“I’ve been waiting for that,” said the sophomore who anchored the second-place 400 relay (42.48) and finished fourth in the 200 (22.32). “I was tired of Garrett (Gerling of Walla Walla) beating me. I just had to prove to everyone that sophomores can be strong.”
There was another motivating factor as well.
“Last night we were counting totals up what we can get and they decided to put me in third place,” he said. “That kind of sparked a fire in me, got me a little mad, so I had to prove to my team that I could get first place.”

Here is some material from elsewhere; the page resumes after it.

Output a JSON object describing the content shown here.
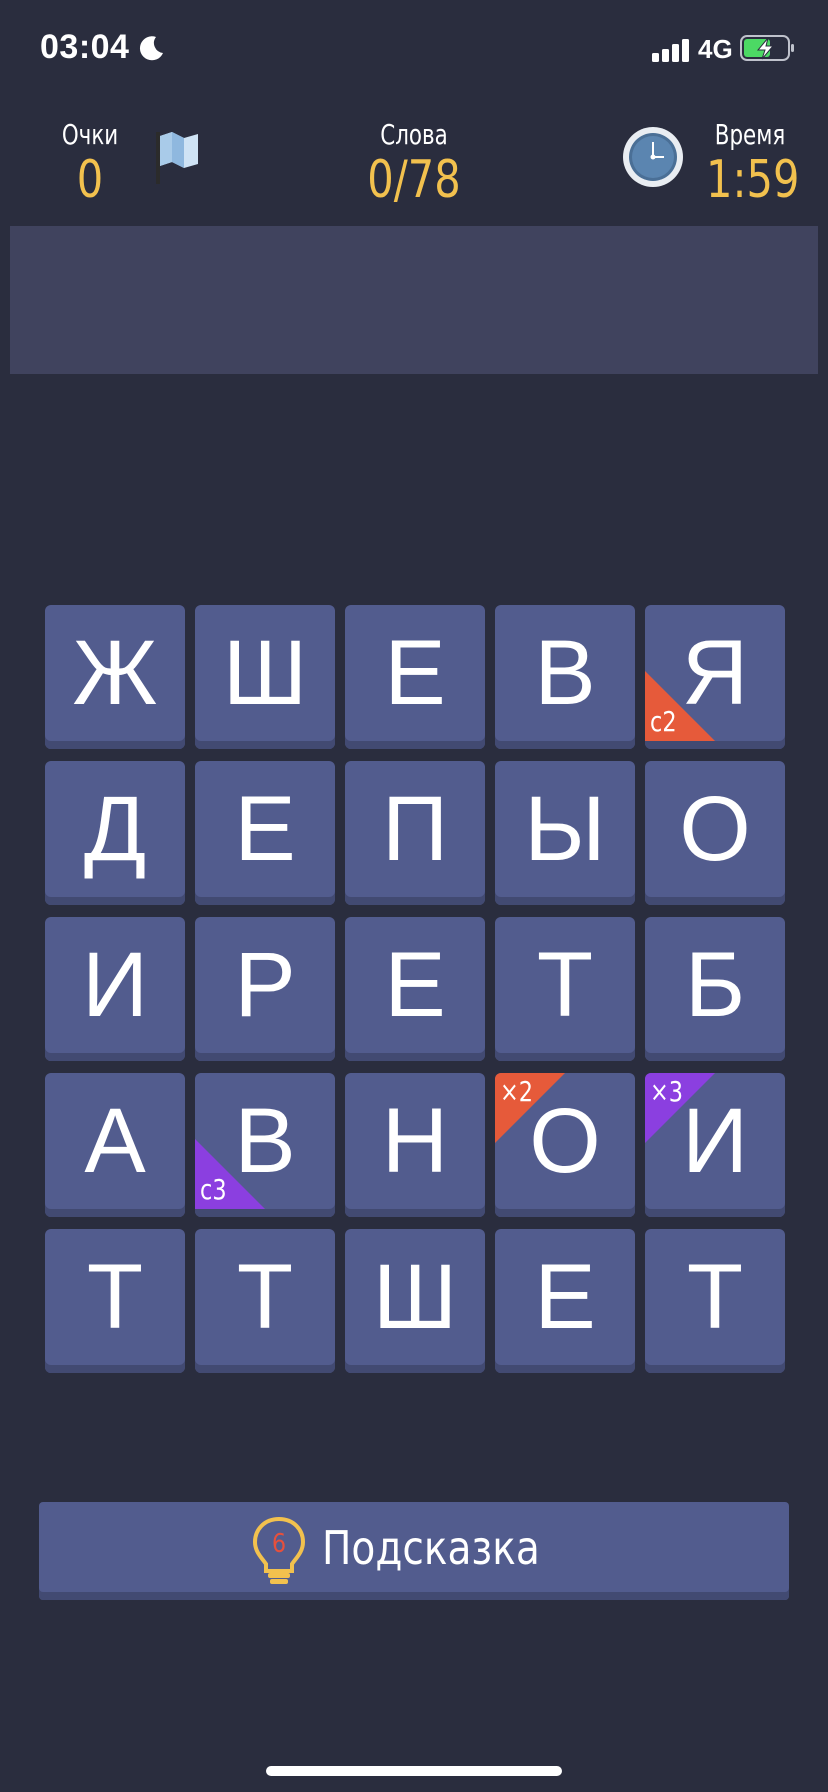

Ferris senior Adam Thorne, who has a history of disappointments at state, was a strong second (PR, 4:10.44) in the 1,600 behind two-time winner Shane Moskowitz of
“You always want to win but it was great,” said Thorne, who made his move on Moskowitz with about 200 meters to go. “Recently I’ve been able to out-kick people the last 100. I knew that he would jump me at some point in time. I thought I could just latch on to him and hopefully he’d go too early. But he finished awesome.”
There isn’t a lot more to be said about Baylee Mires, who toyed with the field in the 800 (2:15.46) and again in the 1,600 (4:53.52), except that she is emotional.
After finishing the Panthers’ ho-hum relay win (3:55.94), made easy because senior Jazmine Redmon, who was second in the 400 with a PR of 57.23, went from seventh to good-bye on the third lap, Mires broke down.
“I ran for her,” she said after embracing Redmon, “and now I’m a wreck.”
Which brought the first two runners, sophomore Tymen Grant and freshman Peyton Barcellos, to the edge of tears.
Redmon was even more emotional than after the 400, when she said, “I’m happier than I’ve ever been. I was expecting this place at all. I wanted a PR but second place is better than any PR.”
“It’s over,” the future Gonzaga basketball player said later. “I’m never going to use a (starting) block again. Dori told us we needed to put on a show to top it off.”
Another emotional Panther was Tasha Clark, who was the state pole vault leader all year, who had her sights set on a state record only to finish at 12-feet, three inches shy of her best, and believing she had lost.
“I wanted at least a shot at my PR,” she said. “I think I was a little stressed because I thought I was losing going into 12-3 and it put more pressure on. I didn’t find out I won until a few minutes ago.”
The wind, which pounded runners in the home stretch all day, was a cross wind for the vaulters.
“The wind was kind of a factor and I didn’t get on my new pole I wanted to use,” she said. “But it’s OK since I won.”
Shannon Johnson was close to becoming the second-straight Central Valley thrower to win the javelin, only to see Jamie Weisner of Walla Walla, who burned the Bears with 34 points in a basketball playoff win, get her by 15-inches with a last throw of 135-feet, 1-inch.
“I wanted the school record and I wanted to win,” Johnson said. “She came out and competed better, that happens. I felt good, I just didn’t live up to the standards I set for myself.”